▸ EXERCISE PROMPT: The records that follow are to be reproduced verbatim.

▸ RECORD EXCERPTS:
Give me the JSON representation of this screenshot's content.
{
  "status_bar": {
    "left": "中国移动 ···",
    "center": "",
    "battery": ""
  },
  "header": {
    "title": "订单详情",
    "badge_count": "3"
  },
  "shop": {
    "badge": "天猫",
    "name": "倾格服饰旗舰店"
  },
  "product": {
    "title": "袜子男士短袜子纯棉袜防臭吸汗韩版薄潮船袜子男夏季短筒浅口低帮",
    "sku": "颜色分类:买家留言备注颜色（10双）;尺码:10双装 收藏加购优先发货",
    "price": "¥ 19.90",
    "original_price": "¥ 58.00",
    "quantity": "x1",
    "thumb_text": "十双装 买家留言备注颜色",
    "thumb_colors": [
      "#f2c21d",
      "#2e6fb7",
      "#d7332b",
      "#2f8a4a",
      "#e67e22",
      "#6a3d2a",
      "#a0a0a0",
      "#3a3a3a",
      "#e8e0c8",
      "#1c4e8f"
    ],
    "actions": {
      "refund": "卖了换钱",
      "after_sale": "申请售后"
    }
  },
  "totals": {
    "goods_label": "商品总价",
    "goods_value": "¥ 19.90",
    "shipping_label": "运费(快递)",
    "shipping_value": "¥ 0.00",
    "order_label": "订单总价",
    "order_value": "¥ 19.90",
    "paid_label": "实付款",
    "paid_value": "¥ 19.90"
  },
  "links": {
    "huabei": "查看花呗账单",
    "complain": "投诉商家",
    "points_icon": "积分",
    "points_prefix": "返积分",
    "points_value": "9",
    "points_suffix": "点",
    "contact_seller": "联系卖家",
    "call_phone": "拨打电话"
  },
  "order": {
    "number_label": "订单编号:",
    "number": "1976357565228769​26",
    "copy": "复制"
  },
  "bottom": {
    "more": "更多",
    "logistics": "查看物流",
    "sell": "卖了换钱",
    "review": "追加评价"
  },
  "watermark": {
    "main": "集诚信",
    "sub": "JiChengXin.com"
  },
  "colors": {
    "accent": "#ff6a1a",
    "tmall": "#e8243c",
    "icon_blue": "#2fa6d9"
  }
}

▸ OUTPUT BELOW:
Give me the JSON representation of this screenshot's content.
{
  "status_bar": {
    "left": "中国移动 ···",
    "center": "",
    "battery": ""
  },
  "header": {
    "title": "订单详情",
    "badge_count": "3"
  },
  "shop": {
    "badge": "天猫",
    "name": "倾格服饰旗舰店"
  },
  "product": {
    "title": "袜子男士短袜子纯棉袜防臭吸汗韩版薄潮船袜子男夏季短筒浅口低帮",
    "sku": "颜色分类:买家留言备注颜色（10双）;尺码:10双装 收藏加购优先发货",
    "price": "¥ 19.90",
    "original_price": "¥ 58.00",
    "quantity": "x1",
    "thumb_text": "十双装 买家留言备注颜色",
    "thumb_colors": [
      "#f2c21d",
      "#2e6fb7",
      "#d7332b",
      "#2f8a4a",
      "#e67e22",
      "#6a3d2a",
      "#a0a0a0",
      "#3a3a3a",
      "#e8e0c8",
      "#1c4e8f"
    ],
    "actions": {
      "refund": "卖了换钱",
      "after_sale": "申请售后"
    }
  },
  "totals": {
    "goods_label": "商品总价",
    "goods_value": "¥ 19.90",
    "shipping_label": "运费(快递)",
    "shipping_value": "¥ 0.00",
    "order_label": "订单总价",
    "order_value": "¥ 19.90",
    "paid_label": "实付款",
    "paid_value": "¥ 19.90"
  },
  "links": {
    "huabei": "查看花呗账单",
    "complain": "投诉商家",
    "points_icon": "积分",
    "points_prefix": "返积分",
    "points_value": "9",
    "points_suffix": "点",
    "contact_seller": "联系卖家",
    "call_phone": "拨打电话"
  },
  "order": {
    "number_label": "订单编号:",
    "number": "1976357565228769​26",
    "copy": "复制"
  },
  "bottom": {
    "more": "更多",
    "logistics": "查看物流",
    "sell": "卖了换钱",
    "review": "追加评价"
  },
  "watermark": {
    "main": "集诚信",
    "sub": "JiChengXin.com"
  },
  "colors": {
    "accent": "#ff6a1a",
    "tmall": "#e8243c",
    "icon_blue": "#2fa6d9"
  }
}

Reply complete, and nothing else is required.